Being around horses has its pleasures. But the work is hard, and Sindorf held a series of minimum-wage jobs that involved bucking hay, cleaning stalls, feeding horses and giving lessons.
She eventually used her English degrees to get teaching jobs around Memphis, Tennessee, before returning to the Seattle area to launch a legal career.
Sindorf is currently the client service manager at the downtown Seattle law firm of Cairncross & Hempelmann, where she earns between $40,000 and $60,000 a year working full time.
She is also finishing her first year at the Seattle University School of Law, a program that she expects to complete in three years.

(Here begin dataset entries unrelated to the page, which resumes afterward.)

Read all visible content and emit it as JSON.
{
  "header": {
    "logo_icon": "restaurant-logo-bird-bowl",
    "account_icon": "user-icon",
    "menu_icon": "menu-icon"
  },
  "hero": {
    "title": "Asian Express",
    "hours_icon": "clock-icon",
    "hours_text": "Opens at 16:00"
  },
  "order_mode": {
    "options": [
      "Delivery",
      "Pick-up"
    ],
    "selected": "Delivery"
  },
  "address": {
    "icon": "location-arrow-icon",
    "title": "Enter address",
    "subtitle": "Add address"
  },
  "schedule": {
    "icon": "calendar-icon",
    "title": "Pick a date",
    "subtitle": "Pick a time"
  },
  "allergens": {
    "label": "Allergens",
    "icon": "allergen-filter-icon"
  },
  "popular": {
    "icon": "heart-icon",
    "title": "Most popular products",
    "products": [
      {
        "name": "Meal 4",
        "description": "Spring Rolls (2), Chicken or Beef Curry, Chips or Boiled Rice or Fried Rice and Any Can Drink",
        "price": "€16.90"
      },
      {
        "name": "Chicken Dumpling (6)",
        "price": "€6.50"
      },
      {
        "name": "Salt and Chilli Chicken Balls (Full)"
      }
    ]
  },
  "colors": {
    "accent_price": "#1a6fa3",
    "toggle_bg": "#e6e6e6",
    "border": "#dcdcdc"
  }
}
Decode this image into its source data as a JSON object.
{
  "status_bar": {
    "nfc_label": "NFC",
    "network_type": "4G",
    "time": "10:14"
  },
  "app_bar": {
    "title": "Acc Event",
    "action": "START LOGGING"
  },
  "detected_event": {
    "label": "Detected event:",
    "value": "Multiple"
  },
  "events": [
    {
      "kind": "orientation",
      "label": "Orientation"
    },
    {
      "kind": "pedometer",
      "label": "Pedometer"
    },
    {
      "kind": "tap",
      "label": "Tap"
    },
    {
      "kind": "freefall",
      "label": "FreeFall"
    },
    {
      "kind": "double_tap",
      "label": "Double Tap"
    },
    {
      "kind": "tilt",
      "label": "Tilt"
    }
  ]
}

To finance her studies, Sindorf is borrowing about $21,000 a year at an interest rate of 5.84 percent. By the time she graduates, she can expect to owe about $63,000 in principal alone.
Even at that level, her debt will be less than that of many of her counterparts: The average debt for Seattle University law students with loans who graduated in 2015 was $136,889, according to U.S. News & World Report.
Although young attorneys at large firms often pull down six-figure salaries, compensation for other lawyers is far more modest.
The median starting salary nationwide for attorneys who graduated in 2015 was $64,800, according to the National Association for Law Placement.
Sindorf has other debts. She owes about $7,100 on her car, a 2008 Nissan.
She also has two credit cards with outstanding balances. Sindorf is carrying about $6,200 on her Bank of America card, while her Capital One credit card has an outstanding balance of $1,200.
Fortunately, Sindorf is able to control her living expenses by splitting the cost of her Bellevue apartment with her boyfriend. She has nearly $2,000 in three bank and credit-union accounts.
Sindorf’s biggest asset is her Roth individual retirement account, which she opened 15 years ago at her grandmother’s insistence.
Her grandmother, an Alaska resident and a lifelong saver, took then-19-year-old Sindorf to an Anchorage bank and opened the IRA with $500.
Then she told her granddaughter to deposit $50 a month into the account, “no matter what,” Sindorf recalled.
Sindorf complied, and the account balance is now more than $14,000.
Moreno, the financial planner, urged Sindorf to pay off her costly Capital One credit card, which has a 23 percent interest rate, by borrowing against her Bank of America credit card. Its interest rate is 14.49 percent.
Sindorf was also making accelerated payments on her auto loan, which has a low interest rate of 2.99 percent. Moreno’s advice was to make only minimum payments on the car loan and instead use the money to first pay down the high-interest credit cards. Sindorf made the switch.
Sindorf’s modest nonretirement savings concerned Moreno, who recommended stockpiling some money as an emergency fund.
She suggested socking away $12,000 in a fund that would act as a cash cushion in case Sindorf loses a job or falls ill.
Moreno and Smith also discovered that Sindorf was paying a 1 percent shareholder-service fee on her IRA even though she was getting no advice on the account from a broker. Getting rid of the fee — blandly disclosed as a “12b1 Expense %” – could add up to significant savings over the life of the account.
As for Sindorf’s law-school debt, Moreno and Smith advised her to grow her way out of it by increasing her income and paying down the balance.
“She’s on the right track,” Smith said. “She’s got the discipline to make this all work.”